Start of Block

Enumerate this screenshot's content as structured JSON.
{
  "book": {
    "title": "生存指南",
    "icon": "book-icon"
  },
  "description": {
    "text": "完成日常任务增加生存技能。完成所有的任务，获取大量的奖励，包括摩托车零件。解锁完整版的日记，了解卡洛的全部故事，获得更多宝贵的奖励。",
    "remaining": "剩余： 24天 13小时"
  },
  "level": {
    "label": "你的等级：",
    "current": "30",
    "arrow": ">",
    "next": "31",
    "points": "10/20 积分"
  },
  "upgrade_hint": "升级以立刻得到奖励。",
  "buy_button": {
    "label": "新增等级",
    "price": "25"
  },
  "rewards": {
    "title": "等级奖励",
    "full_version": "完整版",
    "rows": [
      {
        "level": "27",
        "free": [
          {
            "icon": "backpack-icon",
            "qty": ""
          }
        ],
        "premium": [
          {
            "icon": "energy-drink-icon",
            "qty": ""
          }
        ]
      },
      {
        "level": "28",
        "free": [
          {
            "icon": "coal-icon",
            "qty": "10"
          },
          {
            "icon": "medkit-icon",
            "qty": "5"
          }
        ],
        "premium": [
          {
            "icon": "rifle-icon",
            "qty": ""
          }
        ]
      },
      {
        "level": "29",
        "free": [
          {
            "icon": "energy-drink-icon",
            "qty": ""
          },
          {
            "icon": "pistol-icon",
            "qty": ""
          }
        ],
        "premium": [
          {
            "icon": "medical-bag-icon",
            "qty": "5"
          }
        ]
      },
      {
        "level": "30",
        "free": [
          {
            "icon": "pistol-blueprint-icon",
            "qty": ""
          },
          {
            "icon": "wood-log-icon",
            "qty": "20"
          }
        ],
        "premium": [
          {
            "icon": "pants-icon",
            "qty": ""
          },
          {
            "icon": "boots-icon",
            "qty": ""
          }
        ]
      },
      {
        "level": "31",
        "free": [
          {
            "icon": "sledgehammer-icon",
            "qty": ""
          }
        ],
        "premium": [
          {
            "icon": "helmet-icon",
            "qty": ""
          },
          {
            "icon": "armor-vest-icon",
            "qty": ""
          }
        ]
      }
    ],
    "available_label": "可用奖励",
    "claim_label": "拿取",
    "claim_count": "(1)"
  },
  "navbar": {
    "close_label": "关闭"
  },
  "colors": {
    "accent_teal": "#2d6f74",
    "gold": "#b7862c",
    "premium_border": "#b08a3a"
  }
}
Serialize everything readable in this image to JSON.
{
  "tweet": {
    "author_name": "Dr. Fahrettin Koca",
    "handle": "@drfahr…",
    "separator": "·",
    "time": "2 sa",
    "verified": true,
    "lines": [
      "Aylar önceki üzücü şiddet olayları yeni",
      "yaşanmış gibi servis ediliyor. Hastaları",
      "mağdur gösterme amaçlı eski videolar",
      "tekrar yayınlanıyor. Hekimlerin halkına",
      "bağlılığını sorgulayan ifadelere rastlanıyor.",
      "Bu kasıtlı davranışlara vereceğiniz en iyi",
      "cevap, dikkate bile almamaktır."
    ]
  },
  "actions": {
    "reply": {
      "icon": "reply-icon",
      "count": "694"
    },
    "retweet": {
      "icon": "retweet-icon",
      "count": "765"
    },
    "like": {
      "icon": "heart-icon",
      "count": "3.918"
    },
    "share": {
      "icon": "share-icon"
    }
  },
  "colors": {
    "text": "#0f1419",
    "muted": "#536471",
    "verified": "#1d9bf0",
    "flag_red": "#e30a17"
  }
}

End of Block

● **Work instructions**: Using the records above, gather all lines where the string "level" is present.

● **Answer to the problem**:
  "level": {
        "level": "27",
        "level": "28",
        "level": "29",
        "level": "30",
        "level": "31",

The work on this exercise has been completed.